Learn With Oliver – I only recommend this website for the newsletter and flashcards they have. You can sign up for the newsletter which has the “sentence of the day” with the words explained and the “word of the day”. I receive an email everyday with the above content and it’s very useful to grow your Korean vocabulary and learn new words on the go everyday.

90 Day Korean – A really great website! They have themed lessons with vocabulary to go along with the theme. They also have regular lessons on their blog and for the first time you go on their website you can get the “90 Minute Challenge” which is a PDF you get by email. It’s very useful to learn Hangeul and other simple vocabulary word with English pronunciations.

Talk To Me In Korean – This website is very useful to learn the basics. They have a lot of audio/video lessons you can download. They also have a bookstore where you buy actual book teaching you Korean. This is one of the best websites to learn Korean along with How To Study Korean. There’s so many interesting lessons on this website that you will have to take your time to explore everything.

Korean Class 101 – This website is half free, you have to pay for some lessons. This is a good website to learn some new vocabulary words. Just like Learn With Oliver, you can subscribe to their “Word of the day” email and receive one everyday.

The useful apps

Korean English Dictionary & Translator – A very accurate dictionary/translator that could end up being useful if you need to translate a word from Korean to English or English to Korean.

Hangeul 101 – This is probably the best app to learn Hangeul. I personally only use this to learn Hangeul. They have the whole alphabet with pronunciation, quizzes and other useful stuff.

Learn Korean – Phrasebook for travel in Korea – Just like the title says, this app has a ton of useful sentences you could find useful while traveling in Korea. They have greetings, general conversation, numbers, transportation and other categories sentences.

Learn Korean – Annyeong – This app lets you chose your level and provides lessons and useful sentences in the level chosen. A similar app to the previous “Learn Korean” app. The apps may look similar, but the lessons can have more content and more in depth content so you might want to check it out anyway 😉

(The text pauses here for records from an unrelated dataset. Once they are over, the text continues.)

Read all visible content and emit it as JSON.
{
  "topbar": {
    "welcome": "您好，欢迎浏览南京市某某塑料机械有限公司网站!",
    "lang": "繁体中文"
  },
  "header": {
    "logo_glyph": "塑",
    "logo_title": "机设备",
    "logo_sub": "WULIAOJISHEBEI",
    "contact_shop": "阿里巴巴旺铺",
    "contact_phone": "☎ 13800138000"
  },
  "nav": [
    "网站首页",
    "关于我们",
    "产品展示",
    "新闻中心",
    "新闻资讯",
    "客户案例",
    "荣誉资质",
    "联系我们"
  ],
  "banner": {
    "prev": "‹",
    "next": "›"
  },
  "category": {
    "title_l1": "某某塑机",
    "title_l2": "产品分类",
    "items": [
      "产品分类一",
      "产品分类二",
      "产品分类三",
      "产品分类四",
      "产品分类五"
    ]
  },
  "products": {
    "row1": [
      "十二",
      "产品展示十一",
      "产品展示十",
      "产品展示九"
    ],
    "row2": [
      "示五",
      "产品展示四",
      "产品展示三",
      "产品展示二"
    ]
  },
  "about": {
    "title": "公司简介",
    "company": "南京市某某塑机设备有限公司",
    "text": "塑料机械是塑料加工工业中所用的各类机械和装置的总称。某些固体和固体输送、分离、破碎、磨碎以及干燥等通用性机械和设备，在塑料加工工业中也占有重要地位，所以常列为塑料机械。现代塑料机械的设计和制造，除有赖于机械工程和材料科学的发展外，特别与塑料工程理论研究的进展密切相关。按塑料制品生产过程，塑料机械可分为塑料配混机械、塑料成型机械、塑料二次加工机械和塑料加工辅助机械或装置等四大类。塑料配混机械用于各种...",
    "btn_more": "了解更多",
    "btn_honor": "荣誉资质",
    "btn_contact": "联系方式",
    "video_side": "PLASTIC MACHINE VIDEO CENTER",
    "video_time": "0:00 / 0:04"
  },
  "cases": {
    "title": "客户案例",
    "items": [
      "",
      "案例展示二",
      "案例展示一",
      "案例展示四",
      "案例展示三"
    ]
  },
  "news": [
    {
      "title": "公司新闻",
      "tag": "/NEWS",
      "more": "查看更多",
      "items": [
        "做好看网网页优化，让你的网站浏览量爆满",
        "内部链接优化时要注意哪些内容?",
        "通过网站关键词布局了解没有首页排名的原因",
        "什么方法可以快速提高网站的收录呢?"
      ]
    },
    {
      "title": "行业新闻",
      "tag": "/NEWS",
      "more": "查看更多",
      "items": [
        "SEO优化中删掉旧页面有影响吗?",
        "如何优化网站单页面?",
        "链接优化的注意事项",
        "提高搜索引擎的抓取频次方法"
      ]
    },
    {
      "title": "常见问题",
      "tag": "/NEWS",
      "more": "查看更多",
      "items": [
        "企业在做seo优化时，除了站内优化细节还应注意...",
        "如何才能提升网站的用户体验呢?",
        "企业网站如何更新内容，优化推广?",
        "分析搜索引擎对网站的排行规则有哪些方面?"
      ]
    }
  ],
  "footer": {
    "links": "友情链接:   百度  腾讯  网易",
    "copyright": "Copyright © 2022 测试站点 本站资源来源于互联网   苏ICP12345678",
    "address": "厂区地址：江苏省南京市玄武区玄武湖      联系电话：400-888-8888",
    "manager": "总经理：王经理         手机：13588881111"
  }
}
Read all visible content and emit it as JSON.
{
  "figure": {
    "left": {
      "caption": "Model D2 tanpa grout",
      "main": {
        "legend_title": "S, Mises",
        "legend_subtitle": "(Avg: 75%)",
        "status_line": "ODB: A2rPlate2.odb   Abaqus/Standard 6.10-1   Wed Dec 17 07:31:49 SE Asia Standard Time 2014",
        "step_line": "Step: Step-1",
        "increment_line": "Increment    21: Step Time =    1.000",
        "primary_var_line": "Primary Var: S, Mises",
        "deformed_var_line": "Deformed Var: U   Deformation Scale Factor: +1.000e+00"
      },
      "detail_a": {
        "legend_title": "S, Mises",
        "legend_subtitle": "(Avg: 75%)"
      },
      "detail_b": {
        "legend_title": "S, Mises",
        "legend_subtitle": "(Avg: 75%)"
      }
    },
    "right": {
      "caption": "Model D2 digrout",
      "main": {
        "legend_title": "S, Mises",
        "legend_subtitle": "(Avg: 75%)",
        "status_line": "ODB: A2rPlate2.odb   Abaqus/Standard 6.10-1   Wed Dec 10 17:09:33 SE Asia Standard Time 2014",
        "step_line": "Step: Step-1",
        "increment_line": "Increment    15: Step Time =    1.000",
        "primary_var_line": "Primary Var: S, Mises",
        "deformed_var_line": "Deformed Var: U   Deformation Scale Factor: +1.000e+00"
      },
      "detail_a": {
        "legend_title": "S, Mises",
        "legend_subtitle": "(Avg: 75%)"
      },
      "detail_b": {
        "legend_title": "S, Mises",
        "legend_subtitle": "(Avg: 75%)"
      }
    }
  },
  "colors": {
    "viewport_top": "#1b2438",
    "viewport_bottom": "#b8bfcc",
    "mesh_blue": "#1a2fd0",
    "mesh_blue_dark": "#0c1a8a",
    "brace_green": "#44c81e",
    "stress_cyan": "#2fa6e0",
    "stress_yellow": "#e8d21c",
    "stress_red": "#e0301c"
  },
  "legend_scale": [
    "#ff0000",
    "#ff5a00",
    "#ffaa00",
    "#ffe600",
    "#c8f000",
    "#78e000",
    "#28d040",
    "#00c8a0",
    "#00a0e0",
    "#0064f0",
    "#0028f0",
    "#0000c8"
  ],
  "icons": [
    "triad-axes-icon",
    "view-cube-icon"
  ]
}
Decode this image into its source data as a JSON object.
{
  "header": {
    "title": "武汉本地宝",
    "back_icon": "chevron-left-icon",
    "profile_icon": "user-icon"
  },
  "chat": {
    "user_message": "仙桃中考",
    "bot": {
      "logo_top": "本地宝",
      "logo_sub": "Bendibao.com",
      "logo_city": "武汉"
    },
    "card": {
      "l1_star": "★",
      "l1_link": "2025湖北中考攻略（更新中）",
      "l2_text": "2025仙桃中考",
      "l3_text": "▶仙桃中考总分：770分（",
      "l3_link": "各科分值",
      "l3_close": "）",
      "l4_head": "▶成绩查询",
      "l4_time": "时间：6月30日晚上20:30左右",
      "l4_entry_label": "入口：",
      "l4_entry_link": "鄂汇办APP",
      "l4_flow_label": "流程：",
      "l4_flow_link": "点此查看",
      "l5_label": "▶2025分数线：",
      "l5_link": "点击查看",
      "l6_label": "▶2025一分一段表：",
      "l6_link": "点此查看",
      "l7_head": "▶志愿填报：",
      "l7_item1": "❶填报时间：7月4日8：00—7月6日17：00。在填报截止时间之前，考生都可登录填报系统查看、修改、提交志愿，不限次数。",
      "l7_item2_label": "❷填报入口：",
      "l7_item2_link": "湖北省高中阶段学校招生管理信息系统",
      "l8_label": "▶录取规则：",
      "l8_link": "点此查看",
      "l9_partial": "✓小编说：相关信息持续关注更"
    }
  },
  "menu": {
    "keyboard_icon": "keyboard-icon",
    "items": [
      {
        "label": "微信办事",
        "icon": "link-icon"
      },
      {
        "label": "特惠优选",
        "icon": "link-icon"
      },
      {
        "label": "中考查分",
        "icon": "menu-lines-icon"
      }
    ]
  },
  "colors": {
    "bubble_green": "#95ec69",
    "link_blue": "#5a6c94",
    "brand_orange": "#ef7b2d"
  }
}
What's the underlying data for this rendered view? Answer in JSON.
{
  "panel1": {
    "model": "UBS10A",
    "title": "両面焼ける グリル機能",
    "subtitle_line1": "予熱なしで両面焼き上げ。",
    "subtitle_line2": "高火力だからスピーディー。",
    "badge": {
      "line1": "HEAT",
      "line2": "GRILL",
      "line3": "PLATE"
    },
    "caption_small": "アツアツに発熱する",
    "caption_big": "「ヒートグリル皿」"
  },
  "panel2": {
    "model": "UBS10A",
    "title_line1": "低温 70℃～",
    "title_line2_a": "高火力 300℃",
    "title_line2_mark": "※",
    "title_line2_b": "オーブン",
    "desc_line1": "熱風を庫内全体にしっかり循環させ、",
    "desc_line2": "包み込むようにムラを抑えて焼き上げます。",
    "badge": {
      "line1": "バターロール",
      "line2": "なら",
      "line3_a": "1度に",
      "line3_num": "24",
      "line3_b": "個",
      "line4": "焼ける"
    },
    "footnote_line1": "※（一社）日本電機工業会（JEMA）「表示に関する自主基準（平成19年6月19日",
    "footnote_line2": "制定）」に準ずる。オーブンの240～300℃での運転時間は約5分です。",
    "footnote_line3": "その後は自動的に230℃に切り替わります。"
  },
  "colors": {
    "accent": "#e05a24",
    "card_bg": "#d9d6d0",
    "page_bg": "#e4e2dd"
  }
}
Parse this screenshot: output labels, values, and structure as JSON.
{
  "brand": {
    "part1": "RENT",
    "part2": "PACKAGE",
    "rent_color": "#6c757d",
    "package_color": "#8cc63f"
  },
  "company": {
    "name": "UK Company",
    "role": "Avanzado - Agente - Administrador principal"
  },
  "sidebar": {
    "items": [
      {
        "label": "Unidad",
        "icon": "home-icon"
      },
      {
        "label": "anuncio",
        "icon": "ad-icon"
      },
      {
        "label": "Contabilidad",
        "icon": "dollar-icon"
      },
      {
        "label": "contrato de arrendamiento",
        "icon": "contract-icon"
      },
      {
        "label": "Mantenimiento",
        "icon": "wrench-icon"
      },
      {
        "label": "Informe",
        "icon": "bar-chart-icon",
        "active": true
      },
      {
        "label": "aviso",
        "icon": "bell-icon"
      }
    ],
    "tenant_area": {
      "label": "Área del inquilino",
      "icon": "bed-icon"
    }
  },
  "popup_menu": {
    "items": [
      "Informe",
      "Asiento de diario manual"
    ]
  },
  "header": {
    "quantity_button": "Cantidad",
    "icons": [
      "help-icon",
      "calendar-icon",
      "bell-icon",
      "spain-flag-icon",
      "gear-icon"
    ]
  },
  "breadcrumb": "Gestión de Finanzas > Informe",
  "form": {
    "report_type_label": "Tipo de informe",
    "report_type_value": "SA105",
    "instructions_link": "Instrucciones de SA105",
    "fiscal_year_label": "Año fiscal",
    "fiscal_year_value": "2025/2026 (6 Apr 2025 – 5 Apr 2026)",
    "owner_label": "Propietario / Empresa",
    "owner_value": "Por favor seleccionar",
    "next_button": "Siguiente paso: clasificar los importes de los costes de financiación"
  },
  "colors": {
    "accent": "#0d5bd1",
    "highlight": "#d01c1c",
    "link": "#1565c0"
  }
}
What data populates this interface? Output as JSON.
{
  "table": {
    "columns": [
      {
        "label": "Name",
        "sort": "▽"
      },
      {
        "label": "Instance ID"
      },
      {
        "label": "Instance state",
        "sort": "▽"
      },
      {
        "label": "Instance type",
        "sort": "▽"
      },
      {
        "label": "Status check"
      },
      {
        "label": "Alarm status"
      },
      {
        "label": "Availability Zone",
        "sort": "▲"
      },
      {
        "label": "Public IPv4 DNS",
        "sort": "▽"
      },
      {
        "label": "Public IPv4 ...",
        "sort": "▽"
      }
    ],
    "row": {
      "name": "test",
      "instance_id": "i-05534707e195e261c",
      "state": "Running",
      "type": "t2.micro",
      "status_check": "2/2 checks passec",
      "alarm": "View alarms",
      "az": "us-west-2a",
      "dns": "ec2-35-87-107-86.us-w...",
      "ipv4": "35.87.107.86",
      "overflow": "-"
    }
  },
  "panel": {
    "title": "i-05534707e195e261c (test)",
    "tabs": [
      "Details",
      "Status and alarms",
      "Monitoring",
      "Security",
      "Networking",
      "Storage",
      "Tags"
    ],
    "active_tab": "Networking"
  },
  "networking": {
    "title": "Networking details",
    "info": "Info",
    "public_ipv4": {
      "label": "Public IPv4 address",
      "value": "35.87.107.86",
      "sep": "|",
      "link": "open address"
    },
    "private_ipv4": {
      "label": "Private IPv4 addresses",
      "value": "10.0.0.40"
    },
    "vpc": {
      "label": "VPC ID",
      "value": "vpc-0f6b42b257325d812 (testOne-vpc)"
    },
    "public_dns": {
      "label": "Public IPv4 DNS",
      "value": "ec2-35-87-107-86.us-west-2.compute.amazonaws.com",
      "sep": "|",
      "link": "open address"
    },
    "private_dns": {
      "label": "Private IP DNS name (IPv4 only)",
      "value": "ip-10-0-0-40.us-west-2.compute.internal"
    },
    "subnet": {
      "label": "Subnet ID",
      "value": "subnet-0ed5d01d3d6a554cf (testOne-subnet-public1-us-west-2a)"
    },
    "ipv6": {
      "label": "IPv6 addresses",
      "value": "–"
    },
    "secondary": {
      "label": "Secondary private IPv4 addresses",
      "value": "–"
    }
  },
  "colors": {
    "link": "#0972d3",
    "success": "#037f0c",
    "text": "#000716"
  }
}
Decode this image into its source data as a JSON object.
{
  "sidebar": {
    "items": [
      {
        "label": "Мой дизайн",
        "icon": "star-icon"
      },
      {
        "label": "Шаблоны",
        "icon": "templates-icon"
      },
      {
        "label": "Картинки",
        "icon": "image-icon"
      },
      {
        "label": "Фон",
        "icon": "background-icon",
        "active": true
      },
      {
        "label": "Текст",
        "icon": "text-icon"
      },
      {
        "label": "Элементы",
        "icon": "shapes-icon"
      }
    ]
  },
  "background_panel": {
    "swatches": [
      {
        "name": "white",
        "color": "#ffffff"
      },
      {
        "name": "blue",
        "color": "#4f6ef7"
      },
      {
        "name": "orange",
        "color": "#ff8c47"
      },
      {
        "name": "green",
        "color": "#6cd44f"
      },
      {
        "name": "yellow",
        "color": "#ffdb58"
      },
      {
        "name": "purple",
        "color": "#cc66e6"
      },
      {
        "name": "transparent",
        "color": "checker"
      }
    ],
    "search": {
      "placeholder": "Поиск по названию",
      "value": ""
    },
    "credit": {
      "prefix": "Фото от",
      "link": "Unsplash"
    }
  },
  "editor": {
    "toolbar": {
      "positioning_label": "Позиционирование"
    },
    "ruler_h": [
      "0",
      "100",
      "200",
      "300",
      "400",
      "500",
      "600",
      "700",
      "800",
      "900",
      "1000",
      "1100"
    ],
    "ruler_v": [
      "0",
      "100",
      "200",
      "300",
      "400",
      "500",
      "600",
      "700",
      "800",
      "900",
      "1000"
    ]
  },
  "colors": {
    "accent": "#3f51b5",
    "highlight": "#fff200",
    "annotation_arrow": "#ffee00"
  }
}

HelloTalk – Most of you might know this app. It’s free and you can chose the language you want to learn and the language it teaches you in. You then find someone that can teach you the language you want to learn and the language he wants to learn. It’s easy and nice to be able to talk with native Koreans.

Small tips

  • I personally think that once you know how to read Korean you should forget about romanization because you will just want to read romanization instead of practicing your Hangeul reading.
  • Reading lyrics of Kpop songs and watching Kdramas in Korean subtitles may help a lot to get reoccurring words such as thank you, sorry…..
  • Have a goal and know why you want to learn Korean.

The next lesson of “Weekly Korean” will be learn the Korean alphabet!

Hope you enjoyed this article and are excited about this new concept! Stay tuned for the next lesson!